Today’s most distracting read is undoubtedly the University of Chicago’s John Paul Rollert writing at the Atlantic about a conference on Objectivism (put on by the Stalinists of Objectivism, the Ayn Rand Institute) he attended last summer in Las Vegas. He spends a good part of his article explaining the Galtish Faith to the uninitiated, but also uses the contrast between the sterile verities of Rand’s system with the poverty and squalor on display on the streets of Vegas.
A catechumen made his way to the microphone to ask the kind of question one might expect to be addressed by a session titled “The Inequality Debate.” Having spent a few days in Las Vegas, the young man was distressed by the evidence of poverty he had seen on the Strip, which can be considerable, given that Nevada’s tourism and housing industries were devastated by the financial crisis and the state still has the second-highest unemployment rate in the country. So much of the presentation seemed to revolve around a dispute between elites over the philosophical implications of inequality, he said, but what about “the street junkies? They are so miserable and they sleep on the street.” His question was simple: “Why isn’t the free market hiring those people?”
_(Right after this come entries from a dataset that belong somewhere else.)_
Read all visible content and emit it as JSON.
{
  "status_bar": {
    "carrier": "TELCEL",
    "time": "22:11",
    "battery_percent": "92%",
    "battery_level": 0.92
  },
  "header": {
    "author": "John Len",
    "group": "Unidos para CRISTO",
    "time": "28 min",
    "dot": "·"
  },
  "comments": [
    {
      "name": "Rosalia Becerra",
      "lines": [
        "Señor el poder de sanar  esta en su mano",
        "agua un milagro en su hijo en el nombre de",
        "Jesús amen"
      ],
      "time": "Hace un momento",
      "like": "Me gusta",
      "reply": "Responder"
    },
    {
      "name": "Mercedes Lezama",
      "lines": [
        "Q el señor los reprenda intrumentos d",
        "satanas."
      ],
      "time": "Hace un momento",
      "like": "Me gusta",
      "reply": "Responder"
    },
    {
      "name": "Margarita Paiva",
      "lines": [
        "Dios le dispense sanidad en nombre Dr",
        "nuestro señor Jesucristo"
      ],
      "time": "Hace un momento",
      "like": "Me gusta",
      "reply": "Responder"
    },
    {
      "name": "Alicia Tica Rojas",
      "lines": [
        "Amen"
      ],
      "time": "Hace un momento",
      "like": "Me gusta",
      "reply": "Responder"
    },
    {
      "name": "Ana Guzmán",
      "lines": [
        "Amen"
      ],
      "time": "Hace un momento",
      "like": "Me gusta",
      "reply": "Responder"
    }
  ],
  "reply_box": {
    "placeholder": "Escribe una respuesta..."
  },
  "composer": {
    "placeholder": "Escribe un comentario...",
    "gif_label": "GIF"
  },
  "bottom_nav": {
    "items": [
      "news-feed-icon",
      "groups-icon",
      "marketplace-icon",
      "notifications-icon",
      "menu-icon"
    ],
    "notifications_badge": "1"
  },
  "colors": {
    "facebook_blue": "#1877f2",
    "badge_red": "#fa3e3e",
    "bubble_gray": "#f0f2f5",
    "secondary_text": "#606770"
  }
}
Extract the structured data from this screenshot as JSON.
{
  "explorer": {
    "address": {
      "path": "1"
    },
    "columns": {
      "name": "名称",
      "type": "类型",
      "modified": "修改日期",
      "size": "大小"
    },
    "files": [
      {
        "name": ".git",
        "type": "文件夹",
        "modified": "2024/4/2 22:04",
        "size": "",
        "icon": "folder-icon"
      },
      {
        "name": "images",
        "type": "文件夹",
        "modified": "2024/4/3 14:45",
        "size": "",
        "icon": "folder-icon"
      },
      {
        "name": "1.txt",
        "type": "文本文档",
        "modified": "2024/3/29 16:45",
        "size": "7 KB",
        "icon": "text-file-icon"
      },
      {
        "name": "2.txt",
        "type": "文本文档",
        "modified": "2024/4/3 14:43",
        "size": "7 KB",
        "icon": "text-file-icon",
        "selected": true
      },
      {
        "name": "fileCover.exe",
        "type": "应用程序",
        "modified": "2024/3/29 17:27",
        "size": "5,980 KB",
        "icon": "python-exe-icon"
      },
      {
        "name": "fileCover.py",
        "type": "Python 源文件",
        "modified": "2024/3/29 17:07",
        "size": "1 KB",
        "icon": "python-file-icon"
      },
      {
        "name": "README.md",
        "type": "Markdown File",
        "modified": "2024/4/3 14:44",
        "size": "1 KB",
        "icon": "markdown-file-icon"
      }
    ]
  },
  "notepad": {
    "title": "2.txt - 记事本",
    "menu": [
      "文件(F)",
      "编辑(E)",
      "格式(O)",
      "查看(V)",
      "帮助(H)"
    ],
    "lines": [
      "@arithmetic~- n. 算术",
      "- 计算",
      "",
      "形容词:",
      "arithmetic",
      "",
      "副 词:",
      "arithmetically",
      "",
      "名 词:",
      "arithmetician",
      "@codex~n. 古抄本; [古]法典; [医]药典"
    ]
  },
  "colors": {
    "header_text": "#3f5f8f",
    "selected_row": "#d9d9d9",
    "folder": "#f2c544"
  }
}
[ARI Executive Director Yaron] Brook’s response began unevenly, detouring through an observation about the malice of minimum-wage laws and a presentist history of the progressive era before turning to the young man’s question. “None of these phenomena that you’re seeing out there, homeless people and so on, are phenomena of capitalism,” he declared. The people outside the gates of The Venetian, hustling in the 111-degree heat, their fates are the “phenomena of mixed economy,” the side-effects of social welfare policies and regulations. They exist despite capitalism, not because of it.
Since capitalism is, to allude to the title of a book of essays from Rand, Alan Greenspan and other disciples, “the unknown ideal,” it can safely be defended from complicity with all human evil, notes Rollert.
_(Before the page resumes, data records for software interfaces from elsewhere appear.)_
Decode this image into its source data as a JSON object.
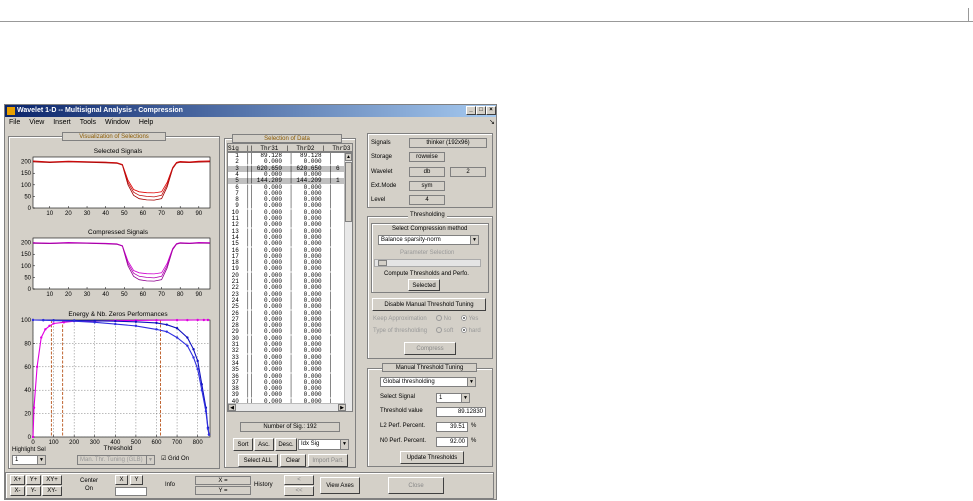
{
  "window": {
    "title": "Wavelet 1-D  --  Multisignal Analysis - Compression",
    "menu": [
      "File",
      "View",
      "Insert",
      "Tools",
      "Window",
      "Help"
    ]
  },
  "visualization": {
    "panel_title": "Visualization of Selections",
    "plot1": {
      "title": "Selected Signals"
    },
    "plot2": {
      "title": "Compressed Signals"
    },
    "plot3": {
      "title": "Energy & Nb. Zeros Performances",
      "xlabel": "Threshold"
    }
  },
  "chart_data": [
    {
      "type": "line",
      "title": "Selected Signals",
      "xlabel": "",
      "ylabel": "",
      "xlim": [
        1,
        96
      ],
      "ylim": [
        0,
        220
      ],
      "xticks": [
        10,
        20,
        30,
        40,
        50,
        60,
        70,
        80,
        90
      ],
      "yticks": [
        0,
        50,
        100,
        150,
        200
      ],
      "grid": false,
      "series": [
        {
          "color": "#e00000",
          "x": [
            1,
            10,
            20,
            30,
            40,
            46,
            49,
            52,
            55,
            58,
            62,
            66,
            70,
            73,
            76,
            78,
            80,
            85,
            90,
            96
          ],
          "y": [
            203,
            199,
            202,
            200,
            198,
            196,
            188,
            120,
            80,
            70,
            66,
            65,
            70,
            110,
            175,
            197,
            201,
            199,
            202,
            203
          ]
        },
        {
          "color": "#a00000",
          "x": [
            1,
            10,
            20,
            30,
            40,
            46,
            49,
            52,
            55,
            58,
            62,
            66,
            70,
            73,
            76,
            78,
            80,
            85,
            90,
            96
          ],
          "y": [
            199,
            196,
            199,
            197,
            195,
            193,
            185,
            100,
            55,
            40,
            35,
            34,
            40,
            90,
            170,
            193,
            197,
            196,
            198,
            199
          ]
        },
        {
          "color": "#c01010",
          "x": [
            1,
            10,
            20,
            30,
            40,
            46,
            49,
            52,
            55,
            58,
            62,
            66,
            70,
            73,
            76,
            78,
            80,
            85,
            90,
            96
          ],
          "y": [
            201,
            198,
            200,
            199,
            197,
            194,
            186,
            110,
            68,
            55,
            50,
            48,
            55,
            100,
            172,
            195,
            199,
            197,
            200,
            201
          ]
        }
      ]
    },
    {
      "type": "line",
      "title": "Compressed Signals",
      "xlabel": "",
      "ylabel": "",
      "xlim": [
        1,
        96
      ],
      "ylim": [
        0,
        220
      ],
      "xticks": [
        10,
        20,
        30,
        40,
        50,
        60,
        70,
        80,
        90
      ],
      "yticks": [
        0,
        50,
        100,
        150,
        200
      ],
      "grid": false,
      "series": [
        {
          "color": "#d000d0",
          "x": [
            1,
            10,
            20,
            30,
            40,
            46,
            49,
            52,
            55,
            58,
            62,
            66,
            70,
            73,
            76,
            78,
            80,
            85,
            90,
            96
          ],
          "y": [
            200,
            198,
            201,
            199,
            197,
            195,
            187,
            120,
            80,
            70,
            66,
            65,
            70,
            110,
            175,
            196,
            200,
            198,
            201,
            200
          ]
        },
        {
          "color": "#900090",
          "x": [
            1,
            10,
            20,
            30,
            40,
            46,
            49,
            52,
            55,
            58,
            62,
            66,
            70,
            73,
            76,
            78,
            80,
            85,
            90,
            96
          ],
          "y": [
            197,
            196,
            198,
            197,
            195,
            193,
            185,
            100,
            55,
            40,
            35,
            34,
            40,
            90,
            170,
            193,
            197,
            196,
            198,
            197
          ]
        },
        {
          "color": "#b000b0",
          "x": [
            1,
            10,
            20,
            30,
            40,
            46,
            49,
            52,
            55,
            58,
            62,
            66,
            70,
            73,
            76,
            78,
            80,
            85,
            90,
            96
          ],
          "y": [
            199,
            197,
            199,
            198,
            196,
            194,
            186,
            110,
            68,
            55,
            50,
            48,
            55,
            100,
            172,
            195,
            199,
            197,
            199,
            199
          ]
        }
      ]
    },
    {
      "type": "line",
      "title": "Energy & Nb. Zeros Performances",
      "xlabel": "Threshold",
      "ylabel": "",
      "xlim": [
        0,
        860
      ],
      "ylim": [
        0,
        100
      ],
      "xticks": [
        0,
        100,
        200,
        300,
        400,
        500,
        600,
        700,
        800
      ],
      "yticks": [
        0,
        20,
        40,
        60,
        80,
        100
      ],
      "grid": true,
      "series": [
        {
          "color": "#e000e0",
          "x": [
            0,
            5,
            20,
            40,
            60,
            80,
            100,
            150,
            200,
            300,
            400,
            500,
            600,
            700,
            750,
            800,
            830,
            850
          ],
          "y": [
            0,
            25,
            60,
            85,
            92,
            95,
            97,
            98,
            99,
            99,
            99.5,
            99.7,
            99.8,
            99.9,
            99.9,
            100,
            100,
            100
          ]
        },
        {
          "color": "#1010c0",
          "x": [
            0,
            50,
            100,
            200,
            300,
            400,
            500,
            600,
            650,
            700,
            750,
            780,
            800,
            820,
            840,
            850,
            855
          ],
          "y": [
            100,
            99.9,
            99.8,
            99.6,
            99.3,
            99,
            98.5,
            97.5,
            96,
            93,
            85,
            75,
            65,
            45,
            25,
            8,
            2
          ]
        },
        {
          "color": "#3030e0",
          "x": [
            0,
            50,
            100,
            200,
            300,
            400,
            500,
            600,
            650,
            700,
            750,
            780,
            800,
            820,
            840,
            850,
            855
          ],
          "y": [
            100,
            99.8,
            99.5,
            99,
            98,
            96.5,
            95,
            92,
            90,
            85,
            78,
            68,
            58,
            40,
            22,
            7,
            2
          ]
        }
      ],
      "markers": {
        "threshold_lines_x": [
          89.1283,
          144.209,
          620
        ]
      }
    }
  ],
  "highlight": {
    "label": "Highlight Sel",
    "value": "1"
  },
  "tuning_mode": {
    "label": "Man. Thr. Tuning (GLB)"
  },
  "grid_on": {
    "label": "Grid On"
  },
  "nav": {
    "xp": "X+",
    "yp": "Y+",
    "xyp": "XY+",
    "xm": "X-",
    "ym": "Y-",
    "xym": "XY-",
    "center_on": "Center\nOn",
    "x": "X",
    "y": "Y",
    "info": "Info",
    "x_eq": "X =",
    "y_eq": "Y =",
    "history": "History",
    "view_axes": "View Axes",
    "close": "Close"
  },
  "selection": {
    "panel_title": "Selection of Data",
    "header": "Sig  ||  Thr31  |  ThrD2  |  ThrD3  |",
    "rows": [
      "  1  ||  89.128  |  89.128  |",
      "  2  ||   0.000  |   0.000  |",
      "  3  || 620.650  | 620.650  | 6",
      "  4  ||   0.000  |   0.000  |",
      "  5  || 144.209  | 144.209  | 1",
      "  6  ||   0.000  |   0.000  |",
      "  7  ||   0.000  |   0.000  |",
      "  8  ||   0.000  |   0.000  |",
      "  9  ||   0.000  |   0.000  |",
      " 10  ||   0.000  |   0.000  |",
      " 11  ||   0.000  |   0.000  |",
      " 12  ||   0.000  |   0.000  |",
      " 13  ||   0.000  |   0.000  |",
      " 14  ||   0.000  |   0.000  |",
      " 15  ||   0.000  |   0.000  |",
      " 16  ||   0.000  |   0.000  |",
      " 17  ||   0.000  |   0.000  |",
      " 18  ||   0.000  |   0.000  |",
      " 19  ||   0.000  |   0.000  |",
      " 20  ||   0.000  |   0.000  |",
      " 21  ||   0.000  |   0.000  |",
      " 22  ||   0.000  |   0.000  |",
      " 23  ||   0.000  |   0.000  |",
      " 24  ||   0.000  |   0.000  |",
      " 25  ||   0.000  |   0.000  |",
      " 26  ||   0.000  |   0.000  |",
      " 27  ||   0.000  |   0.000  |",
      " 28  ||   0.000  |   0.000  |",
      " 29  ||   0.000  |   0.000  |",
      " 30  ||   0.000  |   0.000  |",
      " 31  ||   0.000  |   0.000  |",
      " 32  ||   0.000  |   0.000  |",
      " 33  ||   0.000  |   0.000  |",
      " 34  ||   0.000  |   0.000  |",
      " 35  ||   0.000  |   0.000  |",
      " 36  ||   0.000  |   0.000  |",
      " 37  ||   0.000  |   0.000  |",
      " 38  ||   0.000  |   0.000  |",
      " 39  ||   0.000  |   0.000  |",
      " 40  ||   0.000  |   0.000  |"
    ],
    "highlighted_rows": [
      2,
      4
    ],
    "count_label": "Number of Sig.: 192",
    "sort": "Sort",
    "asc": "Asc.",
    "desc": "Desc.",
    "sort_by": "Idx Sig",
    "select_all": "Select ALL",
    "clear": "Clear",
    "import_part": "Import Part."
  },
  "info": {
    "signals_label": "Signals",
    "signals_value": "thinker (192x96)",
    "storage_label": "Storage",
    "storage_value": "rowwise",
    "wavelet_label": "Wavelet",
    "wavelet_value": "db",
    "wavelet_num": "2",
    "extmode_label": "Ext.Mode",
    "extmode_value": "sym",
    "level_label": "Level",
    "level_value": "4"
  },
  "thresholding": {
    "title": "Thresholding",
    "method_label": "Select Compression method",
    "method_value": "Balance sparsity-norm",
    "param_label": "Parameter Selection",
    "compute_label": "Compute Thresholds and Perfo.",
    "selected_btn": "Selected",
    "disable_btn": "Disable Manual Threshold Tuning",
    "keep_approx": "Keep Approximation",
    "keep_no": "No",
    "keep_yes": "Yes",
    "type_thr": "Type of thresholding",
    "soft": "soft",
    "hard": "hard",
    "compress_btn": "Compress"
  },
  "manual": {
    "title": "Manual Threshold Tuning",
    "mode_value": "Global thresholding",
    "select_signal_label": "Select Signal",
    "select_signal_value": "1",
    "threshold_label": "Threshold value",
    "threshold_value": "89.12830",
    "l2_label": "L2 Perf. Percent.",
    "l2_value": "39.51",
    "l2_unit": "%",
    "n0_label": "N0 Perf. Percent.",
    "n0_value": "92.00",
    "n0_unit": "%",
    "update_btn": "Update Thresholds"
  }
}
But something else in Rollert’s account struck me as even more interesting that the contrast between Objectivist economics and the actual economy: the irony of a philosophical movement that began as a cult of architecture as the apex of human creativity (in Rand’s The Fountainhead) meeting in the bizarre manmade fantasy-scape of Vegas’ Venetian, headquarters of the man who epitomizes contemporary capitalism’s reality far more than the fictional John Galt: Sheldon Adelson.
As Rand famously described it, the “essence” of Objectivism was “man as a heroic being” with “productive achievement as his noblest activity.” It follows from this that every great work indicates a great man, making a dazzling skyscraper (Howard Roark’s achievement in The Fountainhead) or a revolutionary engine (John Galt’s in Atlas Shrugged) nothing less than a “monument to human morality….”
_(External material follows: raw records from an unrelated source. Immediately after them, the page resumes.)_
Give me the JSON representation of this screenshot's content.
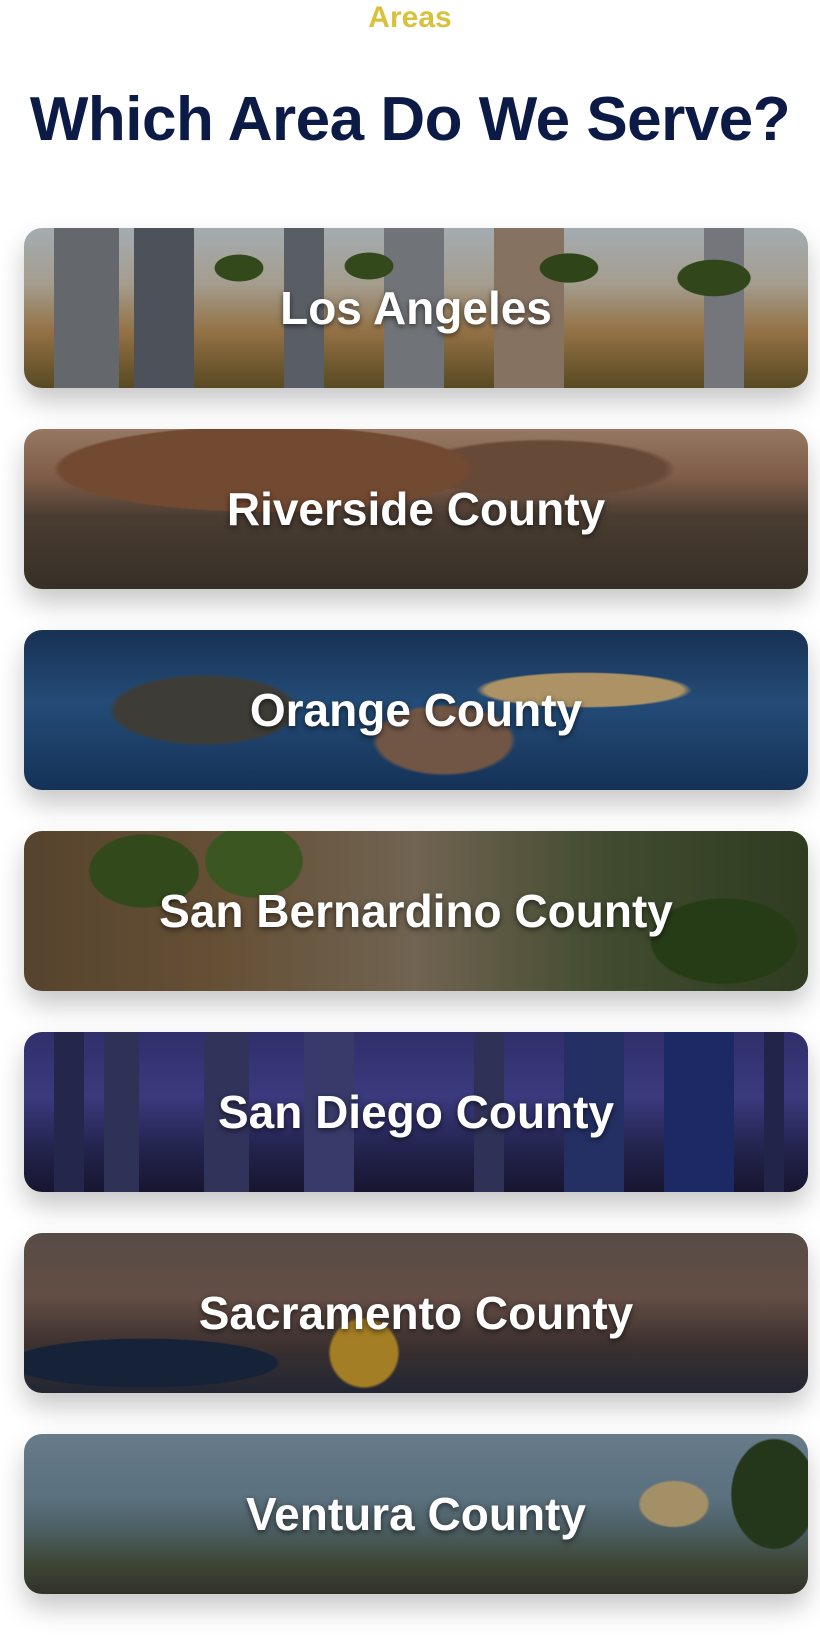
{
  "eyebrow": "Areas",
  "title": "Which Area Do We Serve?",
  "areas": [
    {
      "label": "Los Angeles",
      "scene": "city-skyline-palms"
    },
    {
      "label": "Riverside County",
      "scene": "mountain-valley-city"
    },
    {
      "label": "Orange County",
      "scene": "harbor-peninsula-ocean"
    },
    {
      "label": "San Bernardino County",
      "scene": "neighborhood-palms"
    },
    {
      "label": "San Diego County",
      "scene": "night-skyline-bay"
    },
    {
      "label": "Sacramento County",
      "scene": "riverfront-bridge"
    },
    {
      "label": "Ventura County",
      "scene": "beach-pier-coast"
    }
  ]
}
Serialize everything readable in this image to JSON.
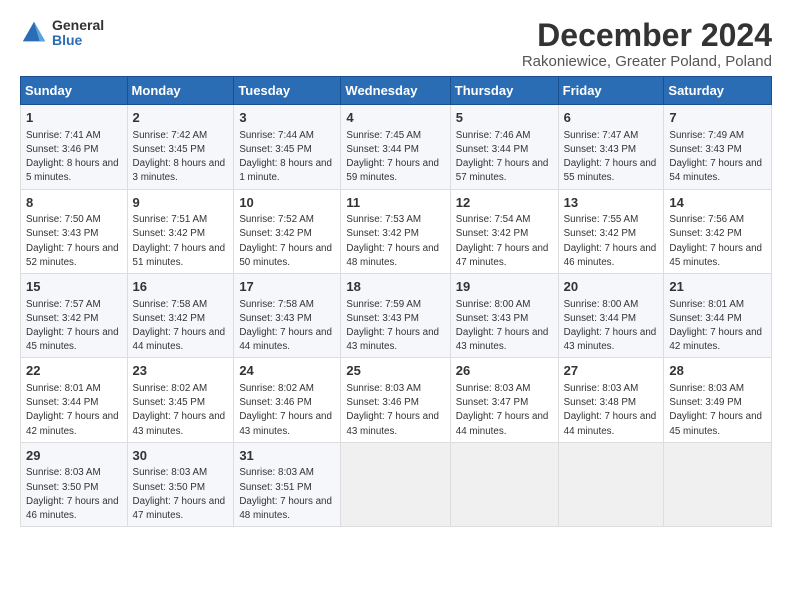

The Venetian Las Vegas is Sheldon Adelson’s monument to human morality. The hotel, which opened in 1999, replaced the venerable Sands Casino with a simulated medley of major sights in Venice. You can enter beneath an obelisk tower that recalls St. Mark’s Campanile before stepping onto a moving sidewalk to cross the arched back of the Rialto Bridge and glide into the Doge’s Palace. The actual palace in Venice received over 1.3 million visitors in 2010. The impostor receives 50,000 a day.
Once inside, you have to follow the arcade of shops along a faux canal, complete with recumbent lovers and crooning gondoliers, to find the gilded catacombs that are the conference halls. It’s not easy. Casino complexes are designed to disorient, denying those inside any sign of reality: where they are, what time it is, why, perhaps, they ought to go home already. Every time I turned a corner I seemed to find my way back into the casino, a coincidence that was at once irritating and entirely unremarkable.
Not to mention appropriate–not just the endless channeling of visitors to the dens of vice and profit, but the celebration of capitalism in the temple of the golden calf.